RATTLESNAKE AVOIDANCE TRAINING WORKSHOP COMING IN MAY TO THE LIGHT OF DOG FARM.
Do you have a clear preference – male or female?
I talk with some people who are convinced that males are better than females. Others are convinced of the opposite. Smarter, more loving, more loyal, easier to live with, etc. Some always get one gender over the other because they believe that gender better fits the criteria most important to them.
Out of curiosity, I asked some of my dog trainer friends if they have a clear preference when bringing home a new dog. Male or female? Some were clearly in the “always a male” camp. Some were clearly in the “always a female” camp. Some based their decision on the dog or dogs currently in the home and which is the best match for them. Others had other ways to determine which choice to make.

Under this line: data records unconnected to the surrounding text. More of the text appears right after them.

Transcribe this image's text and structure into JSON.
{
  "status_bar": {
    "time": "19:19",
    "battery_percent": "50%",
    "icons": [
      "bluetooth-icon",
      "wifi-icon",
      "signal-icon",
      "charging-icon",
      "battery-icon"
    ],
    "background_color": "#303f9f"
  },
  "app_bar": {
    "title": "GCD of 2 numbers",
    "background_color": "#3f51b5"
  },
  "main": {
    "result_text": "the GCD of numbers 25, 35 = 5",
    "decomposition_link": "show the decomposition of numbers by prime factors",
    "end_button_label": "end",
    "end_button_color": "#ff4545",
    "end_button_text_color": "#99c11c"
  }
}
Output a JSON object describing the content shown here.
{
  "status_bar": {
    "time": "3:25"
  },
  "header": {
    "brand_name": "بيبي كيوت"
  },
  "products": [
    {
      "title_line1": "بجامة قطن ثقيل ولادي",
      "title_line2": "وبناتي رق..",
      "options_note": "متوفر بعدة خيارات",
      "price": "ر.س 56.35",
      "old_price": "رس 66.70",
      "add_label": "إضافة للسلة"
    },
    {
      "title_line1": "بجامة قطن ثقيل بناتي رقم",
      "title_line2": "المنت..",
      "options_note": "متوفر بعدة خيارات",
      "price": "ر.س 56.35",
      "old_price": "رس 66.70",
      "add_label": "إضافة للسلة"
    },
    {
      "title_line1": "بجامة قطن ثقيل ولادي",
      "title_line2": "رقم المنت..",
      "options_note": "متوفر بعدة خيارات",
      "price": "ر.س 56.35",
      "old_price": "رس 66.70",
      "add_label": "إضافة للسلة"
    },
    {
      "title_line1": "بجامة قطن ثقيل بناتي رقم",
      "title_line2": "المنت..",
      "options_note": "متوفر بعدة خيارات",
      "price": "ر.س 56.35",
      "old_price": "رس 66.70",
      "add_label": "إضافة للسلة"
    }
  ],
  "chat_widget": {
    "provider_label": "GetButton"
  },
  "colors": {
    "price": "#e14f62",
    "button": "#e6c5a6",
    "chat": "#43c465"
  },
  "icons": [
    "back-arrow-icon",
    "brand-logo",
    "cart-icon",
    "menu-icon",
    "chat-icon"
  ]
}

There is not much in the way of research. So far, I have not seen any research to really give us any definitive answers or even some tentative answers. Are males smarter or are females? Are males more biddable or are females? Are males more loyal? Are females moodier? You'll read all kinds of claims and you will meet some people who absolutely are convinced of something or other. But there is really no proof of any of it at this point.
So, how do you choose? Well, there are some things we do know.
Males tend to be larger than females. Each dog is an individual and looking at the parents (if you know who they are) will give you the best idea of how big a puppy will grow to be.
But yes, males on average are definitely larger than females. If you want a dog on the smaller side, then a female will be your better bet.
Males tend to be known for marking behavior. Some prefer females since they don't mark. Oops, hate to break it to you, but that is not entirely true. Yes, males do mark. But many of them do not.
And neutered males can still mark too, contrary to what someone might try to tell you. Neutering does not eliminate that behavior.
But I have known plenty of female dogs who mark as well. Spayed or not. It's just not quite as obvious since they generally do not lift their leg to do so (but there are always exceptions).
If you are choosing one based on the gender being smarter or more affectionate or more loyal, or what-have-you, don't be too quick to judge. I have not found that to be true. I see dogs of both genders who are very smart, very affectionate, very loyal, very whatever-you-want.
Now, if you do just prefer males or females, that's fine! Go with your preference. But don't be too quick to make assumptions. You might be limiting your options for no real reason!
If you have another dog at home already, then do consider carefully if your dog would do better with one or the other. Some get along with everyone. Some have trouble getting along with anyone.
Statistically speaking, the dogs in a household most likely to NOT get along are similar age and same gender. So, if you are looking for the best bet numbers-wise, then if you have a female, you'd be better off adding a male. Though you also should consider the breed of dogs, their ages and their individual personalities.
Certain breeds are going to be more of an issue than others when it comes to the potential for aggression/fighting. For example, I would be much more cautious in my decision if I had breeds that tend to have more aggression issues than a breed who generally gets along well with everyone. Do your research!
Personally, we typically get a female if we already have a male and vice versa. Going with the statistics, we choose the option that gives us the best shot at our household dogs all living peacefully together – in addition to all we do to ensure that already.
However, we also look at each situation and are open to the right DOG regardless of gender.
Another consideration when choosing is to determine when you plan to spay or neuter. If you do so around six months, then you won't need to worry about going through heat cycles or the possibility of your dog getting pregnant or impregnating someone else's dog.
However, more and more, research is showing the benefits of holding off on spay/neuter while your dog is still growing so we don't impact the hormones before the growth plates are closed.
If you decide to wait, as more of us are doing, then a girl means you will have to deal with heat cycles until she gets spayed.
With a boy, you just have to make sure you keep him under control and not give him chances to run loose and engage with any females in heat.<